THE HILL, BY CINDY HOUNSELL, OPINION CONTRIBUTOR – 04/19/22 Link to the original article The U.S. House of Representatives took a major step recently toward helping millions of Americans whose retirement savings have been impacted by the double hit of
Social Security is an important source of income for widows. Check the list below to determine if you may be qualified for widow ’s benefits. A widow who is already receiving Social Security benefits can receive either their own benefit
Dental Costs: A Major Financial Shock for Many Retirees
For too many years, Fran T. had what seemed to her like a small problem: a clicking jaw. The clicking was the result of a small mouth and a terrible overbite. Her dentist advised daily exercises and wearing a night guard. There was no improvement. So, Fran’s dentist referred her to a specialist who fitted her with a special device. None of this was covered by her dental insurance so she was paying all out-of-pocket costs.
What she wish she’d known:
Medicare does not pay for dental or vision so find out exactly what your medical and dental insurance will cover as you age. Get the best you can afford – don’t opt for bare bones coverage. If you have a health savings account, check if you can use it to defray costs. Take care of your teeth and get a second opinion.
Before You Retire:
- Take advantage of any dental plan offered by your employer or any association.
- Investigate local dental practices that may offer in-house discount plans.
- Consider delaying retirement to set aside money for a “dental emergency fund”.
After You Retire:
- Visit www.healthcare.gov to learn about Dental Insurance and Dental Savings Plans.
- Look at FAIR Health, which provides estimates of dental costs in every state.
- Use Authority Dental to search for affordable low-cost dental care in your area.
- Qualified Community Health Centers may provide dental care to low-income seniors. To locate a nearby center, visit HRSA’s website.
Already Paying for Your Parents Long-term Care Needs?
Filial laws could add another layer of stress for family caregivers.
Longer life spans mean that many retirees, particularly women, are more likely to need long-term services and supports (LTSS) and more likely to outlive savings. Recent research finds that about half of seniors will need a high level of assistance before they die and typically will need this care for two years. But, fewer than 10% of Americans are saving for long-term care needs.
At age 95 and older, almost half of that population—known as the “old-old”—live in nursing homes, and nearly all are women. After a hospitalization, Medicare will pay for a short rehabilitation stay in a nursing home, but Medicare does not pay for long-term nursing home care or for assisted living. Nursing home care is expensive and more than one-third of nursing home expenses are paid out-of-pocket by individuals and their families. The cost of this care can quickly impoverish most individuals. Medicaid helps cover nursing home costs for those with low income and few assets. Medicaid is the primary payer for more than 60% of long stay nursing home residents. Because of the income and asset restrictions as well as the complexity of determining Medicaid eligibility, most people enter a nursing home first as a private pay patient.

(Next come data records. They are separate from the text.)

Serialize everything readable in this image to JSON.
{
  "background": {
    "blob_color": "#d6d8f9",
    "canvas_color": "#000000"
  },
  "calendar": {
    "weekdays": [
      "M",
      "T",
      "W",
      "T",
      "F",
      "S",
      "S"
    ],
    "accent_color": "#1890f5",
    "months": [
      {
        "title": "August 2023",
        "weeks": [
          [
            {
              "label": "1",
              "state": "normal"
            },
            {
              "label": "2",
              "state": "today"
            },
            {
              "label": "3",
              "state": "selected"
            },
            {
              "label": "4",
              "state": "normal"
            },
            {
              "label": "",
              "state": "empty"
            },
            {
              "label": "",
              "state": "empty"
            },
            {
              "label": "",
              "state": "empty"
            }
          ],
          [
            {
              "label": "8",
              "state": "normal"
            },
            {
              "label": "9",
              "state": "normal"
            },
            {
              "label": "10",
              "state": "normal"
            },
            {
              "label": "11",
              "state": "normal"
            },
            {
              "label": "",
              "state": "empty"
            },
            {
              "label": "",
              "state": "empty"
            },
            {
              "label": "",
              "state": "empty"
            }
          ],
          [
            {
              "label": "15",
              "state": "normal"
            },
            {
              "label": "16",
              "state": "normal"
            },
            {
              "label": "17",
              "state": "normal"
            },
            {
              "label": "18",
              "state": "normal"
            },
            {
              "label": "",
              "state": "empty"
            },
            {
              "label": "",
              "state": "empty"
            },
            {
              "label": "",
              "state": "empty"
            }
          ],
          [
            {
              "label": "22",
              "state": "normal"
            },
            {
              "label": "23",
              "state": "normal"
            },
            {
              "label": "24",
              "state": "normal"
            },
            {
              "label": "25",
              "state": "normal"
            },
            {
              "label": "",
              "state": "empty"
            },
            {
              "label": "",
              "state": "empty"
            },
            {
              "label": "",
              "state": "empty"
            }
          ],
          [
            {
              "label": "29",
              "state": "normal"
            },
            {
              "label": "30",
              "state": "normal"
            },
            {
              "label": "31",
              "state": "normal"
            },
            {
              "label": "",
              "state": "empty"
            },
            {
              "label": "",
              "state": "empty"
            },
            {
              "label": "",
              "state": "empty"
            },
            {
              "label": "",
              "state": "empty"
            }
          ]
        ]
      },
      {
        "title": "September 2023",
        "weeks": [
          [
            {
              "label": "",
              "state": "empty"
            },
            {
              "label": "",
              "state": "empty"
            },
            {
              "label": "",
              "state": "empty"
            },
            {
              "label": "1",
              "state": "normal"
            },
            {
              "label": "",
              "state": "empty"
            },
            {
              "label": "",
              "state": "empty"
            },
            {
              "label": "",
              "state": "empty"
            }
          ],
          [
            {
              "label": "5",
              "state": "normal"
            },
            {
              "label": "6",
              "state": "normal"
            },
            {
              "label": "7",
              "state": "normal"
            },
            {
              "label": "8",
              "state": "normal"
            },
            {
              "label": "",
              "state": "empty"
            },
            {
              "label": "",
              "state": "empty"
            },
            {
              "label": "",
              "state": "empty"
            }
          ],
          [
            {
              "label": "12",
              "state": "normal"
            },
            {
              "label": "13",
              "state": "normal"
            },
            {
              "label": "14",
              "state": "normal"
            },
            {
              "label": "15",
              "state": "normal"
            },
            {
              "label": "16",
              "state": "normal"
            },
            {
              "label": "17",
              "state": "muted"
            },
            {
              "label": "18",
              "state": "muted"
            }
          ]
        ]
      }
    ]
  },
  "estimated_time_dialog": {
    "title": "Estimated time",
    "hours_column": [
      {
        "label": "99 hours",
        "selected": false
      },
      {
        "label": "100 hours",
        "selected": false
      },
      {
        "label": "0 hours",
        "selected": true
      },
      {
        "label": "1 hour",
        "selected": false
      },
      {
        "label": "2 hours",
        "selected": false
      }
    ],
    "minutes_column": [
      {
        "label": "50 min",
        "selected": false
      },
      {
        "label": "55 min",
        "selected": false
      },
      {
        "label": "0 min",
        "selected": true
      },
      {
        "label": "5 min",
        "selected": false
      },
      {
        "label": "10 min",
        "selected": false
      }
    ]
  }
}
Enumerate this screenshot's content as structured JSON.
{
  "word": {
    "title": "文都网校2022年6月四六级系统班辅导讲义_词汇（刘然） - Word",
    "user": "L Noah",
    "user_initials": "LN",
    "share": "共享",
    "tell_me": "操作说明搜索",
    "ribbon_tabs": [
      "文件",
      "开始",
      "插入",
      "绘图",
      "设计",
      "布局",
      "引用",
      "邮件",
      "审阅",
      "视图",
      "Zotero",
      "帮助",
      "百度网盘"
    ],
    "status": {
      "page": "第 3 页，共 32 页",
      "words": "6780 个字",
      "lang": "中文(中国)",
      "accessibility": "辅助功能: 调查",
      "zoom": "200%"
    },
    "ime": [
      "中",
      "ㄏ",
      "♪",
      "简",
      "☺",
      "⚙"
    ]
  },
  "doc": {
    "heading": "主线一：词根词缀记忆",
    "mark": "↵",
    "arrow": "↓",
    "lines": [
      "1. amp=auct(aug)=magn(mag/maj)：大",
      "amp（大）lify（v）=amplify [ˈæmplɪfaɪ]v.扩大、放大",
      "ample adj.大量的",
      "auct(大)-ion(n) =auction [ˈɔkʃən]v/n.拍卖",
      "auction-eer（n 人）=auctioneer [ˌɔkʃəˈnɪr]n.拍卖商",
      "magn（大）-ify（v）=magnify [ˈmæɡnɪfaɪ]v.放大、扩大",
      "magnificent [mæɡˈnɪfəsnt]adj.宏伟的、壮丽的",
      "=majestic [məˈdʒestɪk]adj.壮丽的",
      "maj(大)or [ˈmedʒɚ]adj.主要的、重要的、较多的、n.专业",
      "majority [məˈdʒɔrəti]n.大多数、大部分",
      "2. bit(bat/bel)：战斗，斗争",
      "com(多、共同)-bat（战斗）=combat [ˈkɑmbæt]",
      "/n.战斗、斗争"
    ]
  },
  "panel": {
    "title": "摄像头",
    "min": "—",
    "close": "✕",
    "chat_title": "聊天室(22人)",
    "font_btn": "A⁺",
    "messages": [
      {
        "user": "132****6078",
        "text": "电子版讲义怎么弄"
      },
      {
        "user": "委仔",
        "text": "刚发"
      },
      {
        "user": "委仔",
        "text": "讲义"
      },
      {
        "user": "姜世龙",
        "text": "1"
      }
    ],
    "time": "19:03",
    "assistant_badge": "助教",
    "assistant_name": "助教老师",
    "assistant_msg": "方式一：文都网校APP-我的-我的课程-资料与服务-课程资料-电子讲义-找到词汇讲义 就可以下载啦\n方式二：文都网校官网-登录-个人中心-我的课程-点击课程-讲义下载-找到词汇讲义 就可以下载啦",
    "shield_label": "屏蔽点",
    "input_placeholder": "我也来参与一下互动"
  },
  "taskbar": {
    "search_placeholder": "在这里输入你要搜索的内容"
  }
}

How You Can Prepare for Future Care?
Families need to get involved early and work with elderly parents to understand their health situation, finances, and the availability and costs of long-term services and support in their community. Knowing the resources and the options available can help avoid a panic when an emergency medical situation hits. Consider how routine daily tasks would be handled – shopping, meals, transportation, medical care, home repair, house cleaning and help with financial tasks such as paying bills. A written plan reviewed regularly is a necessity especially as the health of the older adult inevitably declines or other family circumstances change.
Filial Responsibility Laws
A lesser known issue is that some adult children could be forced to pay for their parents’ long-term care through state “filial responsibility” laws, which require adult children to support their indigent parent. Thirty states have such laws, which obligate adult children to provide necessities such as food, clothing, housing and medical attention to an indigent parent. The laws vary, but generally do not require children to provide care if they do not have the ability to pay. The laws have rarely been enforced, but that could change as states cope with the increasing burden of nursing home costs on Medicaid budgets.